by jmccoy3 on January 27, 2022
Don’t Let the Job Façade Faze You
Olivia Bretzman ’22
Every second semester senior is beginning to feel the pressure of the last few months of student status. Unfortunately for seniors, the pressure to perform directly after graduation is intense at Providence College.
The idealization of already having secured a job post-graduation or going into graduate school application-craze mode in this very moment seeps out of the classroom and daily conversations of the class of 2022.
However, career paths are not as cut-and-dry as the PC culture and some parents continually portray them to be. While many business school students have their first entry-level job laid out post-graduation, they are some of the only students with a clear idea of their future. Even they will likely switch paths soon after their 90-hour work weeks drive them to insanity.

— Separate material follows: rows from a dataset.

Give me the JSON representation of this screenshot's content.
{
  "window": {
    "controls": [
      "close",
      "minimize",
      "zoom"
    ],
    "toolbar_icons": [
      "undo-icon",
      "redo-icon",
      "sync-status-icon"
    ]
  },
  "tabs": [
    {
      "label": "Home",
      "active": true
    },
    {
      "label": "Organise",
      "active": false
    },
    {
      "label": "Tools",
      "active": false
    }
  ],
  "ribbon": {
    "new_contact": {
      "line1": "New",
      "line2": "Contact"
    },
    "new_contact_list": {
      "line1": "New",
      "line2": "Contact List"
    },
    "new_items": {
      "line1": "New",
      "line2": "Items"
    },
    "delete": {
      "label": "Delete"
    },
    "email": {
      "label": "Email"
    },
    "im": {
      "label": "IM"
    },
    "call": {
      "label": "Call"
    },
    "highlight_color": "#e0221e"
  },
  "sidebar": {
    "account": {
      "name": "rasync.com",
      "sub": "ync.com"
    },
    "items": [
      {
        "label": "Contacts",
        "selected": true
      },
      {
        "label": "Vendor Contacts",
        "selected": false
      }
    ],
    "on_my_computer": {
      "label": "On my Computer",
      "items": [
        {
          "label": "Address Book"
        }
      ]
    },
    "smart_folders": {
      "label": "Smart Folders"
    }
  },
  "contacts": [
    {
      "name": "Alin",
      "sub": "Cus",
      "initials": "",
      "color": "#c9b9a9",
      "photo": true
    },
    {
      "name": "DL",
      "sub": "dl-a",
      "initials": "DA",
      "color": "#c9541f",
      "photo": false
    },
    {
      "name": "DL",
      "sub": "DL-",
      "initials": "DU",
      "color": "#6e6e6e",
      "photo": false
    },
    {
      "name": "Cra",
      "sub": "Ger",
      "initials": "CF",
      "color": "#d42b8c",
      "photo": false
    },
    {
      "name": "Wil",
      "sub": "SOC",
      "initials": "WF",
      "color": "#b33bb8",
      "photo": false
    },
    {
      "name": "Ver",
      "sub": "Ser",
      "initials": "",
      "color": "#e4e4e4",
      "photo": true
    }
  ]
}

While the pressure may be on, there are so many reasons to take a step back, breathe, and truly take in your last experiences at PC. First, you are not alone. Most seniors feel confused, frustrated, and conflicted with what to do after graduation. Many are realizing that perhaps what they set out to study is not exactly what they want to do. Or maybe it is exactly what they love, but their luck with finding the perfect job that offers an entry-level position is incredibly stressful.
For that reason, this summer of 2022 exists! If given the opportunity, take the summer to move home, live with a friend, find an odd job, and make some money while thinking of your next career move.

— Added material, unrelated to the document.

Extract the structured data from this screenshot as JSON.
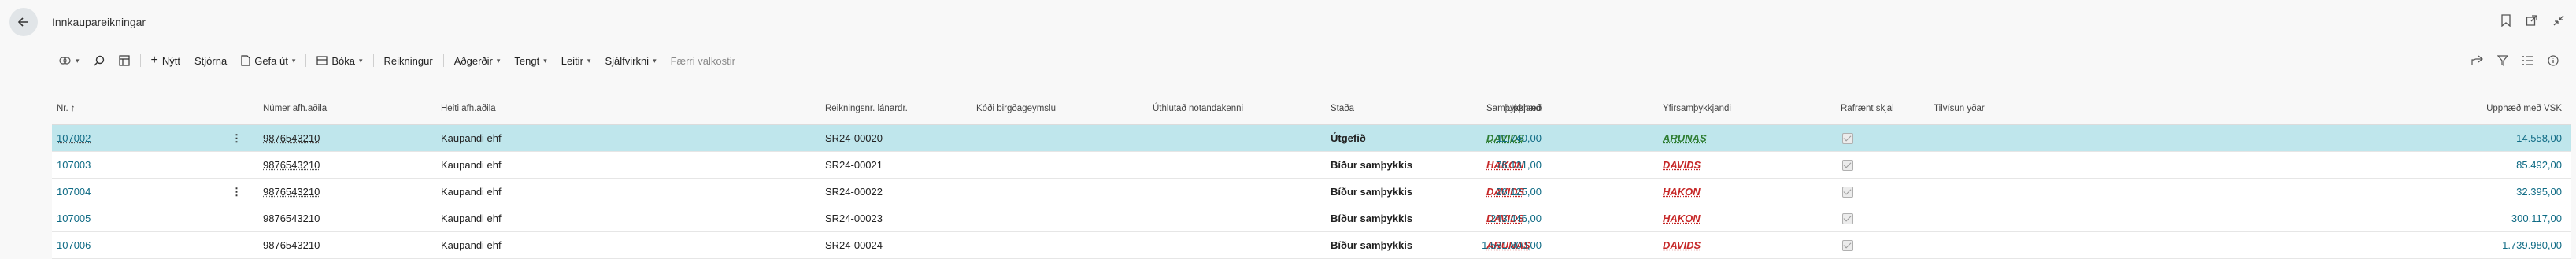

Second, it is a proven fact that not all career paths are linear. Even if you start out in an entry-level HR position, you could change your mind in two or even 15 years and go to grad school or take a year to think and explore other avenues.
It is incredibly important and helpful to talk to parents, mentors, and friends to legitimize this concept. Hearing others’ stories and conventional but also unconventional, difficult paths can help settle anxieties.
Converse with roommates and friends in the senior class! Chances are many of these individuals are beginning to realize these same concepts, which is incredibly comforting.
No matter what one’s job status currently is, the end of college is a transitional point in life for everyone. It requires a deep sense of appreciation for all the hard work finally accomplished. It also requires a level of maturity and reflection on how to move forward.
Now, this “moving forward” should not be rushed. Not many good decisions are made within minutes, but rather necessitate deliberation over a long period of time. One should take time to explore their passions, what truly fuels them, and even travel if they get the chance.
Life is incredibly short. To miss out on life’s opportunities for discomfort and growth is a true tragedy. To ignore those lessons and one’s true calling is an even bigger one.
No matter where one is in their journey formalizing post-graduation plans, the most important things right now are to release the pressure, accept reality – even if it is scary – and enjoy the last moments of senior year.